Copy all the entries word for word, but omit the pictures.

Element data from apps and pages
────────────────
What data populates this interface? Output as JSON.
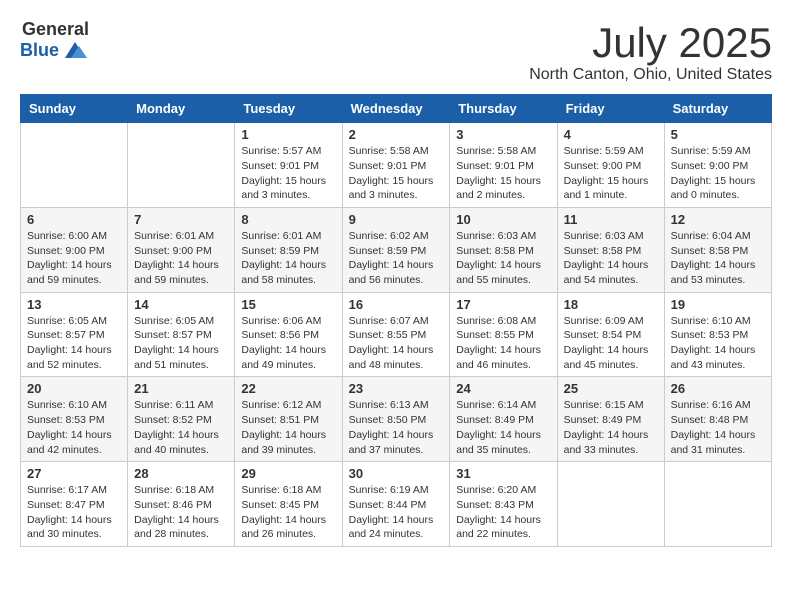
{
  "logo": {
    "general": "General",
    "blue": "Blue"
  },
  "title": "July 2025",
  "subtitle": "North Canton, Ohio, United States",
  "days_header": [
    "Sunday",
    "Monday",
    "Tuesday",
    "Wednesday",
    "Thursday",
    "Friday",
    "Saturday"
  ],
  "weeks": [
    [
      {
        "day": "",
        "info": ""
      },
      {
        "day": "",
        "info": ""
      },
      {
        "day": "1",
        "info": "Sunrise: 5:57 AM\nSunset: 9:01 PM\nDaylight: 15 hours\nand 3 minutes."
      },
      {
        "day": "2",
        "info": "Sunrise: 5:58 AM\nSunset: 9:01 PM\nDaylight: 15 hours\nand 3 minutes."
      },
      {
        "day": "3",
        "info": "Sunrise: 5:58 AM\nSunset: 9:01 PM\nDaylight: 15 hours\nand 2 minutes."
      },
      {
        "day": "4",
        "info": "Sunrise: 5:59 AM\nSunset: 9:00 PM\nDaylight: 15 hours\nand 1 minute."
      },
      {
        "day": "5",
        "info": "Sunrise: 5:59 AM\nSunset: 9:00 PM\nDaylight: 15 hours\nand 0 minutes."
      }
    ],
    [
      {
        "day": "6",
        "info": "Sunrise: 6:00 AM\nSunset: 9:00 PM\nDaylight: 14 hours\nand 59 minutes."
      },
      {
        "day": "7",
        "info": "Sunrise: 6:01 AM\nSunset: 9:00 PM\nDaylight: 14 hours\nand 59 minutes."
      },
      {
        "day": "8",
        "info": "Sunrise: 6:01 AM\nSunset: 8:59 PM\nDaylight: 14 hours\nand 58 minutes."
      },
      {
        "day": "9",
        "info": "Sunrise: 6:02 AM\nSunset: 8:59 PM\nDaylight: 14 hours\nand 56 minutes."
      },
      {
        "day": "10",
        "info": "Sunrise: 6:03 AM\nSunset: 8:58 PM\nDaylight: 14 hours\nand 55 minutes."
      },
      {
        "day": "11",
        "info": "Sunrise: 6:03 AM\nSunset: 8:58 PM\nDaylight: 14 hours\nand 54 minutes."
      },
      {
        "day": "12",
        "info": "Sunrise: 6:04 AM\nSunset: 8:58 PM\nDaylight: 14 hours\nand 53 minutes."
      }
    ],
    [
      {
        "day": "13",
        "info": "Sunrise: 6:05 AM\nSunset: 8:57 PM\nDaylight: 14 hours\nand 52 minutes."
      },
      {
        "day": "14",
        "info": "Sunrise: 6:05 AM\nSunset: 8:57 PM\nDaylight: 14 hours\nand 51 minutes."
      },
      {
        "day": "15",
        "info": "Sunrise: 6:06 AM\nSunset: 8:56 PM\nDaylight: 14 hours\nand 49 minutes."
      },
      {
        "day": "16",
        "info": "Sunrise: 6:07 AM\nSunset: 8:55 PM\nDaylight: 14 hours\nand 48 minutes."
      },
      {
        "day": "17",
        "info": "Sunrise: 6:08 AM\nSunset: 8:55 PM\nDaylight: 14 hours\nand 46 minutes."
      },
      {
        "day": "18",
        "info": "Sunrise: 6:09 AM\nSunset: 8:54 PM\nDaylight: 14 hours\nand 45 minutes."
      },
      {
        "day": "19",
        "info": "Sunrise: 6:10 AM\nSunset: 8:53 PM\nDaylight: 14 hours\nand 43 minutes."
      }
    ],
    [
      {
        "day": "20",
        "info": "Sunrise: 6:10 AM\nSunset: 8:53 PM\nDaylight: 14 hours\nand 42 minutes."
      },
      {
        "day": "21",
        "info": "Sunrise: 6:11 AM\nSunset: 8:52 PM\nDaylight: 14 hours\nand 40 minutes."
      },
      {
        "day": "22",
        "info": "Sunrise: 6:12 AM\nSunset: 8:51 PM\nDaylight: 14 hours\nand 39 minutes."
      },
      {
        "day": "23",
        "info": "Sunrise: 6:13 AM\nSunset: 8:50 PM\nDaylight: 14 hours\nand 37 minutes."
      },
      {
        "day": "24",
        "info": "Sunrise: 6:14 AM\nSunset: 8:49 PM\nDaylight: 14 hours\nand 35 minutes."
      },
      {
        "day": "25",
        "info": "Sunrise: 6:15 AM\nSunset: 8:49 PM\nDaylight: 14 hours\nand 33 minutes."
      },
      {
        "day": "26",
        "info": "Sunrise: 6:16 AM\nSunset: 8:48 PM\nDaylight: 14 hours\nand 31 minutes."
      }
    ],
    [
      {
        "day": "27",
        "info": "Sunrise: 6:17 AM\nSunset: 8:47 PM\nDaylight: 14 hours\nand 30 minutes."
      },
      {
        "day": "28",
        "info": "Sunrise: 6:18 AM\nSunset: 8:46 PM\nDaylight: 14 hours\nand 28 minutes."
      },
      {
        "day": "29",
        "info": "Sunrise: 6:18 AM\nSunset: 8:45 PM\nDaylight: 14 hours\nand 26 minutes."
      },
      {
        "day": "30",
        "info": "Sunrise: 6:19 AM\nSunset: 8:44 PM\nDaylight: 14 hours\nand 24 minutes."
      },
      {
        "day": "31",
        "info": "Sunrise: 6:20 AM\nSunset: 8:43 PM\nDaylight: 14 hours\nand 22 minutes."
      },
      {
        "day": "",
        "info": ""
      },
      {
        "day": "",
        "info": ""
      }
    ]
  ]
}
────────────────
■ **Written answer**
What data populates this interface? Output as JSON.
{
  "logo": {
    "general": "General",
    "blue": "Blue"
  },
  "title": "July 2025",
  "subtitle": "North Canton, Ohio, United States",
  "days_header": [
    "Sunday",
    "Monday",
    "Tuesday",
    "Wednesday",
    "Thursday",
    "Friday",
    "Saturday"
  ],
  "weeks": [
    [
      {
        "day": "",
        "info": ""
      },
      {
        "day": "",
        "info": ""
      },
      {
        "day": "1",
        "info": "Sunrise: 5:57 AM\nSunset: 9:01 PM\nDaylight: 15 hours\nand 3 minutes."
      },
      {
        "day": "2",
        "info": "Sunrise: 5:58 AM\nSunset: 9:01 PM\nDaylight: 15 hours\nand 3 minutes."
      },
      {
        "day": "3",
        "info": "Sunrise: 5:58 AM\nSunset: 9:01 PM\nDaylight: 15 hours\nand 2 minutes."
      },
      {
        "day": "4",
        "info": "Sunrise: 5:59 AM\nSunset: 9:00 PM\nDaylight: 15 hours\nand 1 minute."
      },
      {
        "day": "5",
        "info": "Sunrise: 5:59 AM\nSunset: 9:00 PM\nDaylight: 15 hours\nand 0 minutes."
      }
    ],
    [
      {
        "day": "6",
        "info": "Sunrise: 6:00 AM\nSunset: 9:00 PM\nDaylight: 14 hours\nand 59 minutes."
      },
      {
        "day": "7",
        "info": "Sunrise: 6:01 AM\nSunset: 9:00 PM\nDaylight: 14 hours\nand 59 minutes."
      },
      {
        "day": "8",
        "info": "Sunrise: 6:01 AM\nSunset: 8:59 PM\nDaylight: 14 hours\nand 58 minutes."
      },
      {
        "day": "9",
        "info": "Sunrise: 6:02 AM\nSunset: 8:59 PM\nDaylight: 14 hours\nand 56 minutes."
      },
      {
        "day": "10",
        "info": "Sunrise: 6:03 AM\nSunset: 8:58 PM\nDaylight: 14 hours\nand 55 minutes."
      },
      {
        "day": "11",
        "info": "Sunrise: 6:03 AM\nSunset: 8:58 PM\nDaylight: 14 hours\nand 54 minutes."
      },
      {
        "day": "12",
        "info": "Sunrise: 6:04 AM\nSunset: 8:58 PM\nDaylight: 14 hours\nand 53 minutes."
      }
    ],
    [
      {
        "day": "13",
        "info": "Sunrise: 6:05 AM\nSunset: 8:57 PM\nDaylight: 14 hours\nand 52 minutes."
      },
      {
        "day": "14",
        "info": "Sunrise: 6:05 AM\nSunset: 8:57 PM\nDaylight: 14 hours\nand 51 minutes."
      },
      {
        "day": "15",
        "info": "Sunrise: 6:06 AM\nSunset: 8:56 PM\nDaylight: 14 hours\nand 49 minutes."
      },
      {
        "day": "16",
        "info": "Sunrise: 6:07 AM\nSunset: 8:55 PM\nDaylight: 14 hours\nand 48 minutes."
      },
      {
        "day": "17",
        "info": "Sunrise: 6:08 AM\nSunset: 8:55 PM\nDaylight: 14 hours\nand 46 minutes."
      },
      {
        "day": "18",
        "info": "Sunrise: 6:09 AM\nSunset: 8:54 PM\nDaylight: 14 hours\nand 45 minutes."
      },
      {
        "day": "19",
        "info": "Sunrise: 6:10 AM\nSunset: 8:53 PM\nDaylight: 14 hours\nand 43 minutes."
      }
    ],
    [
      {
        "day": "20",
        "info": "Sunrise: 6:10 AM\nSunset: 8:53 PM\nDaylight: 14 hours\nand 42 minutes."
      },
      {
        "day": "21",
        "info": "Sunrise: 6:11 AM\nSunset: 8:52 PM\nDaylight: 14 hours\nand 40 minutes."
      },
      {
        "day": "22",
        "info": "Sunrise: 6:12 AM\nSunset: 8:51 PM\nDaylight: 14 hours\nand 39 minutes."
      },
      {
        "day": "23",
        "info": "Sunrise: 6:13 AM\nSunset: 8:50 PM\nDaylight: 14 hours\nand 37 minutes."
      },
      {
        "day": "24",
        "info": "Sunrise: 6:14 AM\nSunset: 8:49 PM\nDaylight: 14 hours\nand 35 minutes."
      },
      {
        "day": "25",
        "info": "Sunrise: 6:15 AM\nSunset: 8:49 PM\nDaylight: 14 hours\nand 33 minutes."
      },
      {
        "day": "26",
        "info": "Sunrise: 6:16 AM\nSunset: 8:48 PM\nDaylight: 14 hours\nand 31 minutes."
      }
    ],
    [
      {
        "day": "27",
        "info": "Sunrise: 6:17 AM\nSunset: 8:47 PM\nDaylight: 14 hours\nand 30 minutes."
      },
      {
        "day": "28",
        "info": "Sunrise: 6:18 AM\nSunset: 8:46 PM\nDaylight: 14 hours\nand 28 minutes."
      },
      {
        "day": "29",
        "info": "Sunrise: 6:18 AM\nSunset: 8:45 PM\nDaylight: 14 hours\nand 26 minutes."
      },
      {
        "day": "30",
        "info": "Sunrise: 6:19 AM\nSunset: 8:44 PM\nDaylight: 14 hours\nand 24 minutes."
      },
      {
        "day": "31",
        "info": "Sunrise: 6:20 AM\nSunset: 8:43 PM\nDaylight: 14 hours\nand 22 minutes."
      },
      {
        "day": "",
        "info": ""
      },
      {
        "day": "",
        "info": ""
      }
    ]
  ]
}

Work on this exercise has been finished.